### Exercise data
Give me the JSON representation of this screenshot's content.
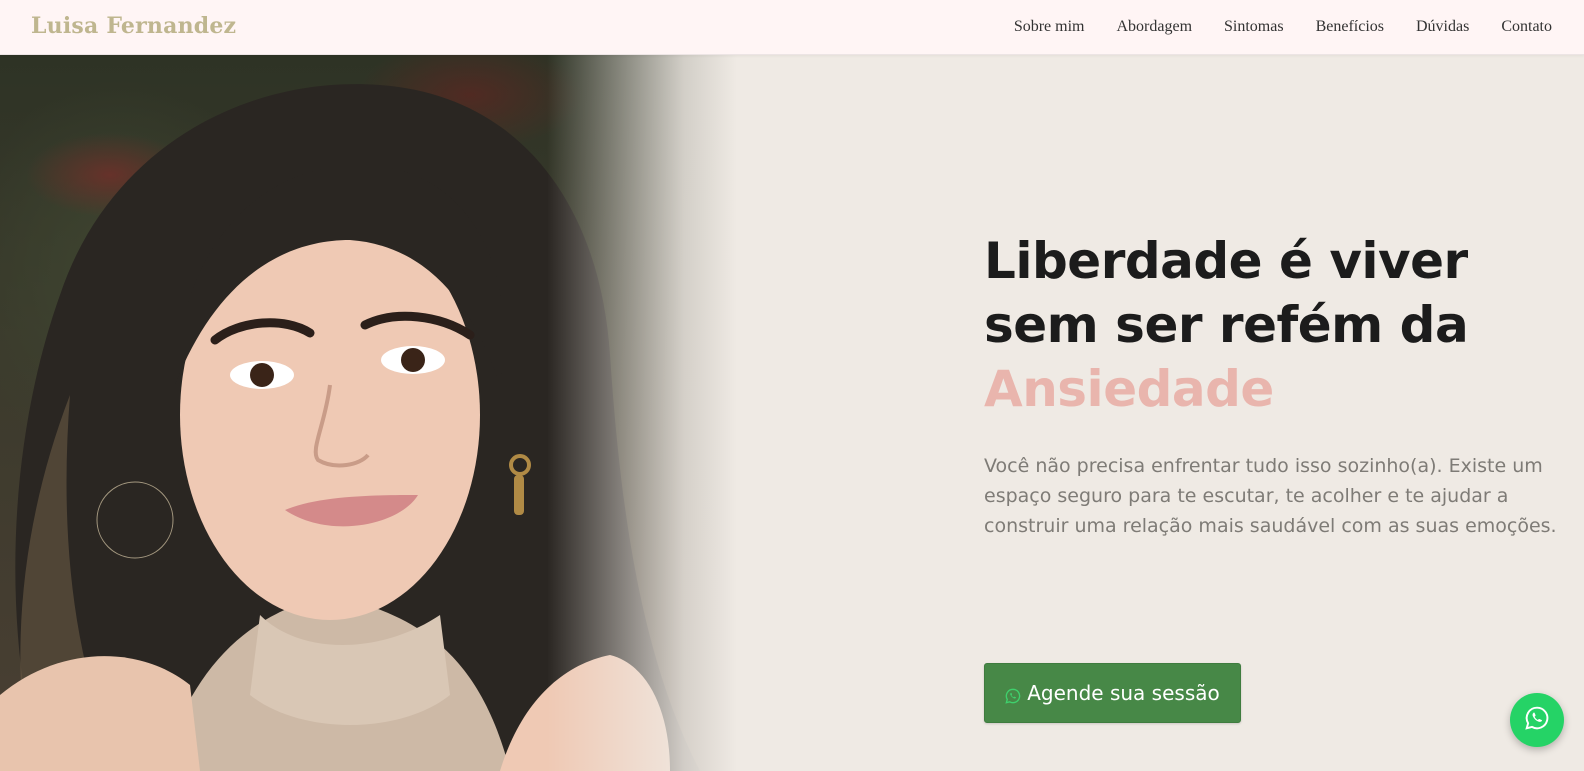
{
  "header": {
    "brand": "Luisa Fernandez",
    "nav": [
      "Sobre mim",
      "Abordagem",
      "Sintomas",
      "Benefícios",
      "Dúvidas",
      "Contato"
    ]
  },
  "hero": {
    "headline": "Liberdade é viver sem ser refém da",
    "headline_accent": "Ansiedade",
    "lead": "Você não precisa enfrentar tudo isso sozinho(a). Existe um espaço seguro para te escutar, te acolher e te ajudar a construir uma relação mais saudável com as suas emoções.",
    "cta": {
      "label": "Agende sua sessão",
      "icon": "whatsapp-icon"
    },
    "photo": {
      "icon": "portrait-photo"
    }
  },
  "floating_button": {
    "icon": "whatsapp-icon"
  },
  "colors": {
    "header_bg": "#fff5f5",
    "brand": "#bfb68f",
    "accent": "#e9b5ad",
    "hero_bg": "#efeae4",
    "cta_bg": "#478847",
    "whatsapp": "#25d366"
  }
}
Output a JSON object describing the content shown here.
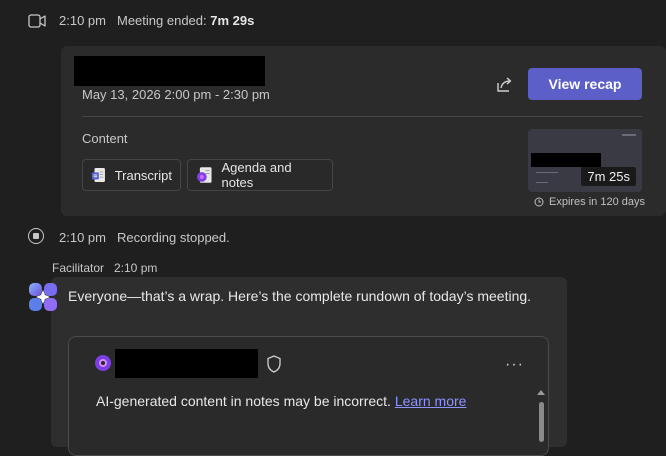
{
  "meeting_ended": {
    "time": "2:10 pm",
    "text": "Meeting ended:",
    "duration": "7m 29s"
  },
  "card": {
    "date": "May 13, 2026 2:00 pm - 2:30 pm",
    "recap_button": "View recap",
    "content_label": "Content",
    "chips": [
      {
        "label": "Transcript"
      },
      {
        "label": "Agenda and notes"
      }
    ],
    "recording_duration": "7m 25s",
    "expires": "Expires in 120 days"
  },
  "recording_stopped": {
    "time": "2:10 pm",
    "text": "Recording stopped."
  },
  "facilitator": {
    "name": "Facilitator",
    "time": "2:10 pm",
    "message": "Everyone—that’s a wrap. Here’s the complete rundown of today’s meeting.",
    "ai_note": "AI-generated content in notes may be incorrect.",
    "learn_more": "Learn more",
    "more_label": "···"
  },
  "colors": {
    "accent": "#5b5fc7",
    "link": "#8f93ff",
    "background": "#1f1f1f",
    "card": "#2b2b2b"
  }
}
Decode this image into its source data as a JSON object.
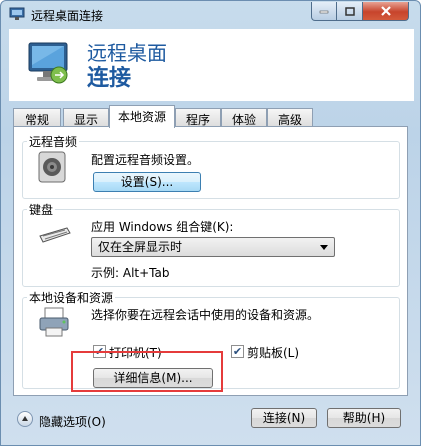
{
  "window": {
    "title": "远程桌面连接",
    "header_line1": "远程桌面",
    "header_line2": "连接"
  },
  "tabs": [
    {
      "label": "常规"
    },
    {
      "label": "显示"
    },
    {
      "label": "本地资源",
      "active": true
    },
    {
      "label": "程序"
    },
    {
      "label": "体验"
    },
    {
      "label": "高级"
    }
  ],
  "audio": {
    "group_title": "远程音频",
    "description": "配置远程音频设置。",
    "settings_button": "设置(S)..."
  },
  "keyboard": {
    "group_title": "键盘",
    "label": "应用 Windows 组合键(K):",
    "selected": "仅在全屏显示时",
    "example": "示例: Alt+Tab"
  },
  "devices": {
    "group_title": "本地设备和资源",
    "description": "选择你要在远程会话中使用的设备和资源。",
    "printer_label": "打印机(T)",
    "printer_checked": true,
    "clipboard_label": "剪贴板(L)",
    "clipboard_checked": true,
    "details_button": "详细信息(M)..."
  },
  "footer": {
    "hide_options": "隐藏选项(O)",
    "connect_button": "连接(N)",
    "help_button": "帮助(H)"
  },
  "colors": {
    "header_text": "#1e5aa0",
    "highlight_border": "#e53b3b"
  }
}
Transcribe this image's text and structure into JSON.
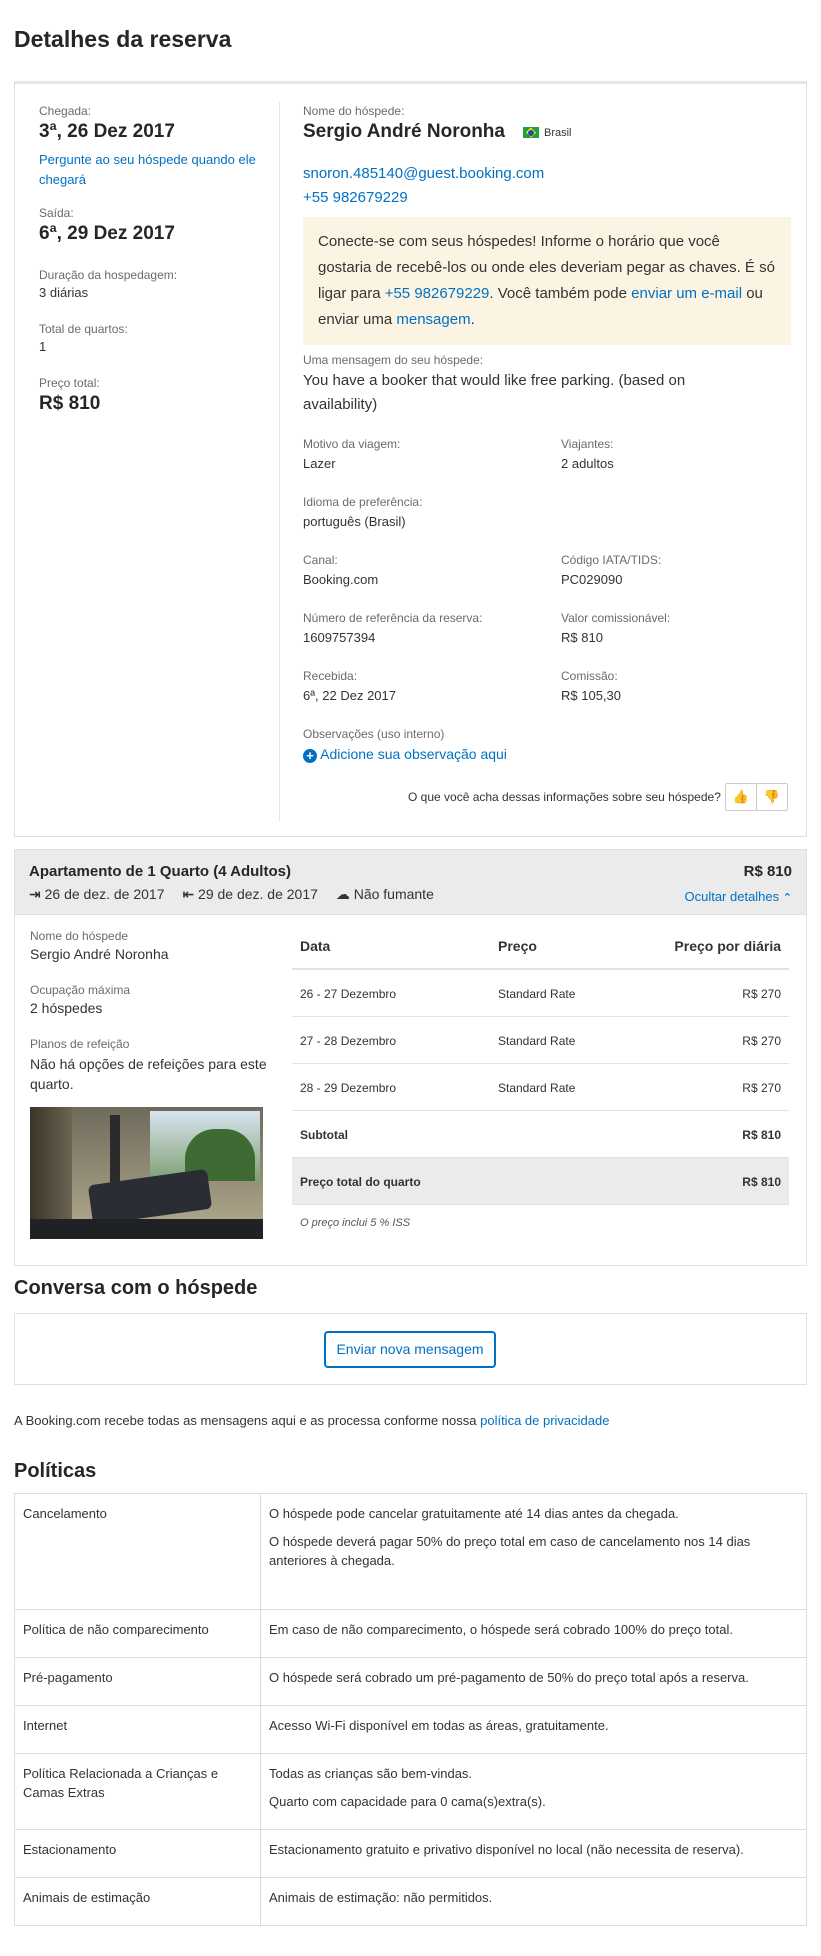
{
  "page_title": "Detalhes da reserva",
  "left": {
    "checkin_label": "Chegada:",
    "checkin_value": "3ª, 26 Dez 2017",
    "ask_link": "Pergunte ao seu hóspede quando ele chegará",
    "checkout_label": "Saída:",
    "checkout_value": "6ª, 29 Dez 2017",
    "stay_label": "Duração da hospedagem:",
    "stay_value": "3 diárias",
    "rooms_label": "Total de quartos:",
    "rooms_value": "1",
    "price_label": "Preço total:",
    "price_value": "R$ 810"
  },
  "guest": {
    "name_label": "Nome do hóspede:",
    "name": "Sergio André Noronha",
    "country": "Brasil",
    "email": "snoron.485140@guest.booking.com",
    "phone": "+55 982679229"
  },
  "notice": {
    "t1": "Conecte-se com seus hóspedes! Informe o horário que você gostaria de recebê-los ou onde eles deveriam pegar as chaves. É só ligar para ",
    "phone": "+55 982679229",
    "t2": ". Você também pode ",
    "email_link": "enviar um e-mail",
    "t3": " ou enviar uma ",
    "msg_link": "mensagem",
    "t4": "."
  },
  "message": {
    "label": "Uma mensagem do seu hóspede:",
    "text": "You have a booker that would like free parking. (based on availability)"
  },
  "details": {
    "motivo_label": "Motivo da viagem:",
    "motivo": "Lazer",
    "viajantes_label": "Viajantes:",
    "viajantes": "2 adultos",
    "idioma_label": "Idioma de preferência:",
    "idioma": "português (Brasil)",
    "canal_label": "Canal:",
    "canal": "Booking.com",
    "iata_label": "Código IATA/TIDS:",
    "iata": "PC029090",
    "ref_label": "Número de referência da reserva:",
    "ref": "1609757394",
    "valor_label": "Valor comissionável:",
    "valor": "R$ 810",
    "recebida_label": "Recebida:",
    "recebida": "6ª, 22 Dez 2017",
    "comissao_label": "Comissão:",
    "comissao": "R$ 105,30",
    "obs_label": "Observações (uso interno)",
    "obs_link": "Adicione sua observação aqui",
    "feedback": "O que você acha dessas informações sobre seu hóspede?"
  },
  "room": {
    "title": "Apartamento de 1 Quarto (4 Adultos)",
    "price": "R$ 810",
    "checkin": "26 de dez. de 2017",
    "checkout": "29 de dez. de 2017",
    "smoking": "Não fumante",
    "hide": "Ocultar detalhes",
    "guest_label": "Nome do hóspede",
    "guest": "Sergio André Noronha",
    "occ_label": "Ocupação máxima",
    "occ": "2 hóspedes",
    "meal_label": "Planos de refeição",
    "meal": "Não há opções de refeições para este quarto.",
    "table": {
      "h_date": "Data",
      "h_price": "Preço",
      "h_daily": "Preço por diária",
      "rows": [
        {
          "date": "26 - 27 Dezembro",
          "rate": "Standard Rate",
          "amount": "R$ 270"
        },
        {
          "date": "27 - 28 Dezembro",
          "rate": "Standard Rate",
          "amount": "R$ 270"
        },
        {
          "date": "28 - 29 Dezembro",
          "rate": "Standard Rate",
          "amount": "R$ 270"
        }
      ],
      "subtotal_label": "Subtotal",
      "subtotal": "R$ 810",
      "total_label": "Preço total do quarto",
      "total": "R$ 810",
      "note": "O preço inclui 5 % ISS"
    }
  },
  "conversation": {
    "title": "Conversa com o hóspede",
    "button": "Enviar nova mensagem",
    "privacy_text": "A Booking.com recebe todas as mensagens aqui e as processa conforme nossa ",
    "privacy_link": "política de privacidade"
  },
  "policies": {
    "title": "Políticas",
    "rows": [
      {
        "k": "Cancelamento",
        "v": [
          "O hóspede pode cancelar gratuitamente até 14 dias antes da chegada.",
          "O hóspede deverá pagar 50% do preço total em caso de cancelamento nos 14 dias anteriores à chegada."
        ]
      },
      {
        "k": "Política de não comparecimento",
        "v": [
          "Em caso de não comparecimento, o hóspede será cobrado 100% do preço total."
        ]
      },
      {
        "k": "Pré-pagamento",
        "v": [
          "O hóspede será cobrado um pré-pagamento de 50% do preço total após a reserva."
        ]
      },
      {
        "k": "Internet",
        "v": [
          "Acesso Wi-Fi disponível em todas as áreas, gratuitamente."
        ]
      },
      {
        "k": "Política Relacionada a Crianças e Camas Extras",
        "v": [
          "Todas as crianças são bem-vindas.",
          "Quarto com capacidade para 0 cama(s)extra(s)."
        ]
      },
      {
        "k": "Estacionamento",
        "v": [
          "Estacionamento gratuito e privativo disponível no local (não necessita de reserva)."
        ]
      },
      {
        "k": "Animais de estimação",
        "v": [
          "Animais de estimação: não permitidos."
        ]
      }
    ]
  },
  "colors": {
    "link": "#0071c2",
    "notice_bg": "#fcf4e2",
    "room_header_bg": "#ebebeb"
  },
  "icons": [
    "brazil-flag-icon",
    "plus-circle-icon",
    "thumbs-up-icon",
    "thumbs-down-icon",
    "checkin-icon",
    "checkout-icon",
    "cloud-icon",
    "chevron-up-icon"
  ]
}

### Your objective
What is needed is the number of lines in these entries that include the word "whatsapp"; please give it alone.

### Result of the exercise
3